A couple weeks back, after much prodding on my part, our house become a device-free zone between the hours of 6:00 pm and 8:00 pm. We could use our phones to take photos or videos but we couldn’t filter/caption/share them until after 8pm. Other than that, no devices were allowed.
In the beginning, the first night was not hard. It felt sort of like a game, who would involuntarily reach for or pull out their phone first? Not surprisingly, it was me. I peeked at my phone while doing domestic things in the kitchen (which I actually don’t do very often – suck it, stereotypes) and had about 13 missed Slack messages from coworkers freaking out about a project deadline. I had made my own rules but it didn’t matter, I couldn’t stop worrying about work, so I broke down and started working.
Day two was great. I sure as heck wasn’t about to cheat after what had happened the night before and Seth, who texts more than any female I know, went device-free the entire time with the exception of a trip to the bathroom – that he thinks I didn’t notice. Busted.
Day three was fine. I briefly forgot about the rule – well, I didn’t so much forget about the rule as much as I lost track of time and had no idea it was past 6:00. Seth scolded me, took my phone and then tapped at the clock on the oven to which I rolled my eyes like a small child and left the room. We then spent the evening preoccupying the boys and trying to keep Matty from asking to watch fire truck videos on my phone.
Day four. I have no idea what happened on day 4. But I think we did okay.
Day five. Day five…?
To be honest, I think life got in the way of device-free evenings. That probably sounds like an excuse and a little cliché but I don’t know how else to say it. Just like day two when I didn’t realize what time it was and day one when work got in the way, life has a way of creeping up on us and smothering our good intentions – just like all of the parenting recommendations and advice have a way of piling up and overshadowing our good efforts.
Screen time has been a big concern of mine as of late because I hate how often Matty asks to watch videos on my phone. I’ve stopped letting him watch them for the most part and I’ve naturally cut back on my screen time because as soon as he sees a phone or computer he says, “Fire truck?” but, regardless, I still feel guilty. You can probably relate, I never wanted my child to be one of those kids screaming for my phone at all times. I want him to be patient and to be able to find other ways to occupy his time but now I struggle with the line between interests and curiosity versus laziness and complacency. I had a fellow, more experienced mother say something to me the other day that hit a chord.
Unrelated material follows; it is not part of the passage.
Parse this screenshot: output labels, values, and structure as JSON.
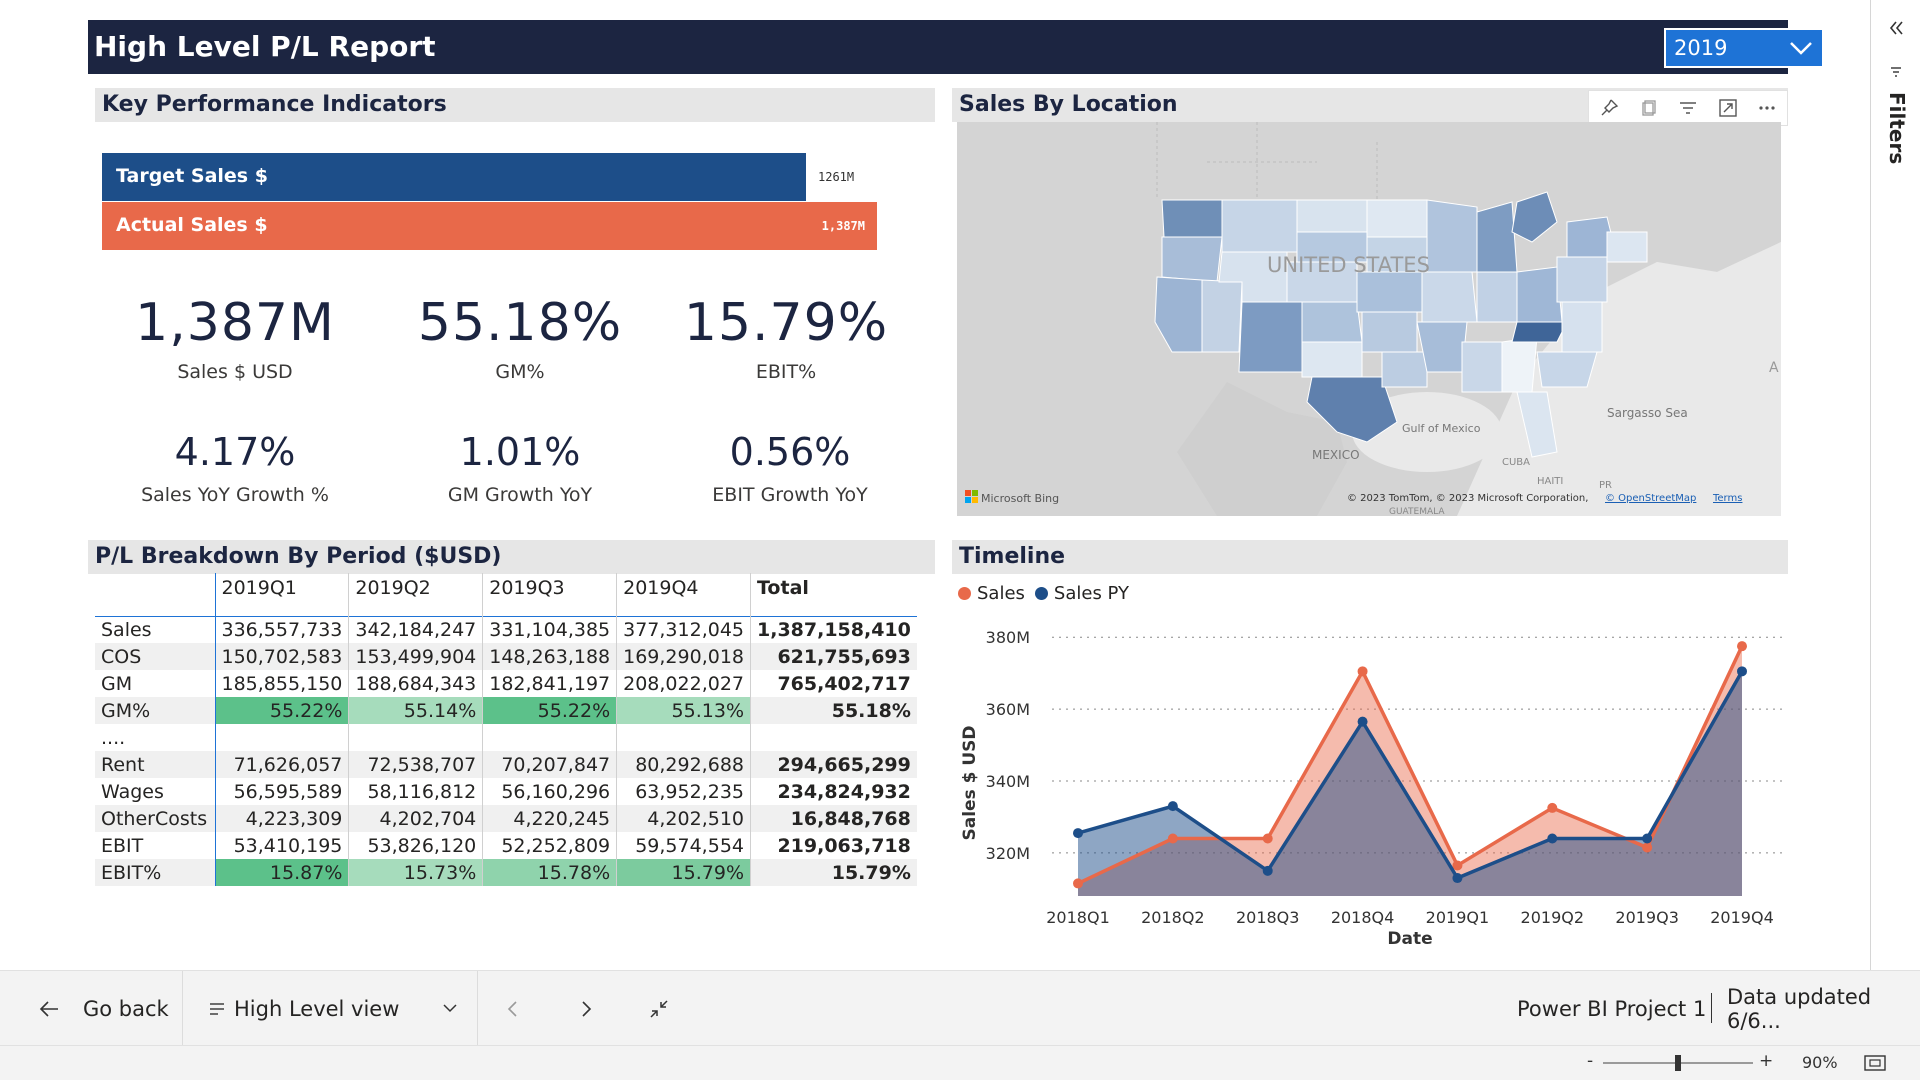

“You have to pick and choose your battles. Some things just aren’t worth it.” The keyword being your.
It’s so true. For some reason, once you have a child people seem to believe they know how to raise your children better than you do – strangers on the street, strangers in the store, people who don’t even have kids, the articles upon articles. Screen time is just the tip of the iceberg. People want to weigh in on what your children eat, what time they go to sleep, where and how they go to sleep, how they’re disciplined, how they’re rewarded, where they go to school – if they go to school, how their time is spent, how your time as a family is spent, how many siblings they need – the list could go on and on and on.
In that moment I realized I feel guilty because of other people’s expectations and recommendations – not my own. I don’t feel guilty because I think Matty is developmentally delayed, complacent, lazy or unimaginative. I don’t feel guilty because I feel like I’m letting a phone or a television raise my child or even be a stand-in for me when I’m tired. In fact, it really has nothing to do with me or Matty and everything to do with other people pushing their agendas so freely. As far as I’m concerned, there’s only one piece of advice that is worth giving and it is to fucking vaccinate your kids.
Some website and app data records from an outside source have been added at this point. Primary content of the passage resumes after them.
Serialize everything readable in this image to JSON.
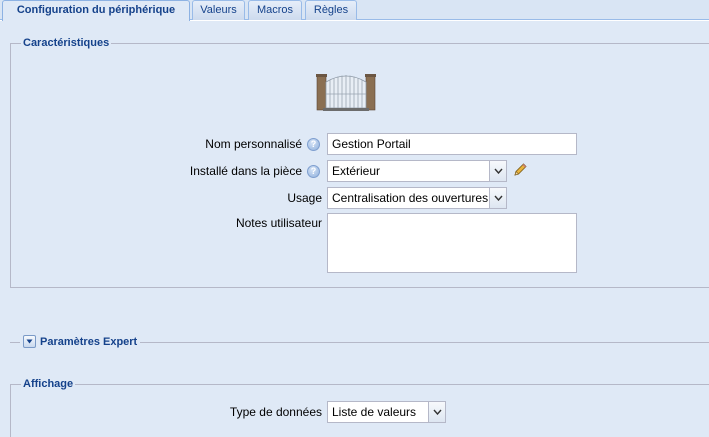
{
  "tabs": [
    {
      "label": "Configuration du périphérique",
      "active": true
    },
    {
      "label": "Valeurs",
      "active": false
    },
    {
      "label": "Macros",
      "active": false
    },
    {
      "label": "Règles",
      "active": false
    }
  ],
  "characteristics": {
    "legend": "Caractéristiques",
    "device_icon": "gate-icon",
    "name_label": "Nom personnalisé",
    "name_value": "Gestion Portail",
    "room_label": "Installé dans la pièce",
    "room_value": "Extérieur",
    "usage_label": "Usage",
    "usage_value": "Centralisation des ouvertures",
    "notes_label": "Notes utilisateur",
    "notes_value": ""
  },
  "expert": {
    "legend": "Paramètres Expert",
    "expanded": false
  },
  "display": {
    "legend": "Affichage",
    "data_type_label": "Type de données",
    "data_type_value": "Liste de valeurs"
  },
  "colors": {
    "legend_text": "#15428b",
    "panel_bg": "#dfe9f6",
    "border": "#b5b8c8"
  }
}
But we’ll talk about that another day.
As silly as it sounds, sometimes it’s easy to forget that I’m raising my kids, and I’m one of only two people who have any say in how that’s done. I am one of only two people who will EVER be held accountable for their unbecoming behavior, deficiencies and poor choices.
Let that sink in.
Maybe it’s time, as a society, we recognize this and stop insinuating our new parents are incapable of raising valuable human beings on their own, without all of the unsolicited parenting advice.